Content starts

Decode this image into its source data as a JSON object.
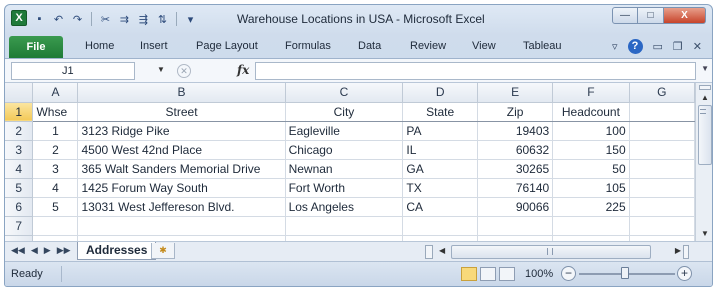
{
  "window": {
    "title": "Warehouse Locations in USA  -  Microsoft Excel",
    "app_icon_letter": "X",
    "min_glyph": "—",
    "max_glyph": "□",
    "close_glyph": "X"
  },
  "quick_access": [
    {
      "icon": "save-icon",
      "glyph": "▪"
    },
    {
      "icon": "undo-icon",
      "glyph": "↶"
    },
    {
      "icon": "redo-icon",
      "glyph": "↷"
    },
    {
      "icon": "cut-icon",
      "glyph": "✂"
    },
    {
      "icon": "format-painter-icon",
      "glyph": "⇉"
    },
    {
      "icon": "insert-row-icon",
      "glyph": "⇶"
    },
    {
      "icon": "sort-icon",
      "glyph": "⇅"
    },
    {
      "icon": "customize-icon",
      "glyph": "▾"
    }
  ],
  "ribbon": {
    "file_label": "File",
    "tabs": [
      "Home",
      "Insert",
      "Page Layout",
      "Formulas",
      "Data",
      "Review",
      "View",
      "Tableau"
    ],
    "right_glyphs": {
      "minimize_ribbon": "▿",
      "help": "?",
      "restore": "▭",
      "window": "❐",
      "close": "✕"
    }
  },
  "formula_bar": {
    "name_box": "J1",
    "name_box_arrow": "▼",
    "cancel_glyph": "✕",
    "fx_label": "fx",
    "formula_value": "",
    "expand_glyph": "▼"
  },
  "grid": {
    "columns": [
      "A",
      "B",
      "C",
      "D",
      "E",
      "F",
      "G"
    ],
    "rows": [
      {
        "num": "1",
        "cells": [
          "Whse",
          "Street",
          "City",
          "State",
          "Zip",
          "Headcount",
          ""
        ]
      },
      {
        "num": "2",
        "cells": [
          "1",
          "3123 Ridge Pike",
          "Eagleville",
          "PA",
          "19403",
          "100",
          ""
        ]
      },
      {
        "num": "3",
        "cells": [
          "2",
          "4500 West 42nd Place",
          "Chicago",
          "IL",
          "60632",
          "150",
          ""
        ]
      },
      {
        "num": "4",
        "cells": [
          "3",
          "365 Walt Sanders Memorial Drive",
          "Newnan",
          "GA",
          "30265",
          "50",
          ""
        ]
      },
      {
        "num": "5",
        "cells": [
          "4",
          "1425 Forum Way South",
          "Fort Worth",
          "TX",
          "76140",
          "105",
          ""
        ]
      },
      {
        "num": "6",
        "cells": [
          "5",
          "13031 West Jeffereson Blvd.",
          "Los Angeles",
          "CA",
          "90066",
          "225",
          ""
        ]
      },
      {
        "num": "7",
        "cells": [
          "",
          "",
          "",
          "",
          "",
          "",
          ""
        ]
      }
    ]
  },
  "scroll": {
    "up": "▲",
    "down": "▼",
    "left": "◀",
    "right": "▶"
  },
  "sheets": {
    "nav": [
      "◀◀",
      "◀",
      "▶",
      "▶▶"
    ],
    "active": "Addresses",
    "new_glyph": "✱"
  },
  "status": {
    "mode": "Ready",
    "zoom": "100%",
    "zoom_minus": "−",
    "zoom_plus": "+"
  }
}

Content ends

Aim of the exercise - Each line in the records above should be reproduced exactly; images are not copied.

Solution for this problem -
Decode this image into its source data as a JSON object.
{
  "window": {
    "title": "Warehouse Locations in USA  -  Microsoft Excel",
    "app_icon_letter": "X",
    "min_glyph": "—",
    "max_glyph": "□",
    "close_glyph": "X"
  },
  "quick_access": [
    {
      "icon": "save-icon",
      "glyph": "▪"
    },
    {
      "icon": "undo-icon",
      "glyph": "↶"
    },
    {
      "icon": "redo-icon",
      "glyph": "↷"
    },
    {
      "icon": "cut-icon",
      "glyph": "✂"
    },
    {
      "icon": "format-painter-icon",
      "glyph": "⇉"
    },
    {
      "icon": "insert-row-icon",
      "glyph": "⇶"
    },
    {
      "icon": "sort-icon",
      "glyph": "⇅"
    },
    {
      "icon": "customize-icon",
      "glyph": "▾"
    }
  ],
  "ribbon": {
    "file_label": "File",
    "tabs": [
      "Home",
      "Insert",
      "Page Layout",
      "Formulas",
      "Data",
      "Review",
      "View",
      "Tableau"
    ],
    "right_glyphs": {
      "minimize_ribbon": "▿",
      "help": "?",
      "restore": "▭",
      "window": "❐",
      "close": "✕"
    }
  },
  "formula_bar": {
    "name_box": "J1",
    "name_box_arrow": "▼",
    "cancel_glyph": "✕",
    "fx_label": "fx",
    "formula_value": "",
    "expand_glyph": "▼"
  },
  "grid": {
    "columns": [
      "A",
      "B",
      "C",
      "D",
      "E",
      "F",
      "G"
    ],
    "rows": [
      {
        "num": "1",
        "cells": [
          "Whse",
          "Street",
          "City",
          "State",
          "Zip",
          "Headcount",
          ""
        ]
      },
      {
        "num": "2",
        "cells": [
          "1",
          "3123 Ridge Pike",
          "Eagleville",
          "PA",
          "19403",
          "100",
          ""
        ]
      },
      {
        "num": "3",
        "cells": [
          "2",
          "4500 West 42nd Place",
          "Chicago",
          "IL",
          "60632",
          "150",
          ""
        ]
      },
      {
        "num": "4",
        "cells": [
          "3",
          "365 Walt Sanders Memorial Drive",
          "Newnan",
          "GA",
          "30265",
          "50",
          ""
        ]
      },
      {
        "num": "5",
        "cells": [
          "4",
          "1425 Forum Way South",
          "Fort Worth",
          "TX",
          "76140",
          "105",
          ""
        ]
      },
      {
        "num": "6",
        "cells": [
          "5",
          "13031 West Jeffereson Blvd.",
          "Los Angeles",
          "CA",
          "90066",
          "225",
          ""
        ]
      },
      {
        "num": "7",
        "cells": [
          "",
          "",
          "",
          "",
          "",
          "",
          ""
        ]
      }
    ]
  },
  "scroll": {
    "up": "▲",
    "down": "▼",
    "left": "◀",
    "right": "▶"
  },
  "sheets": {
    "nav": [
      "◀◀",
      "◀",
      "▶",
      "▶▶"
    ],
    "active": "Addresses",
    "new_glyph": "✱"
  },
  "status": {
    "mode": "Ready",
    "zoom": "100%",
    "zoom_minus": "−",
    "zoom_plus": "+"
  }
}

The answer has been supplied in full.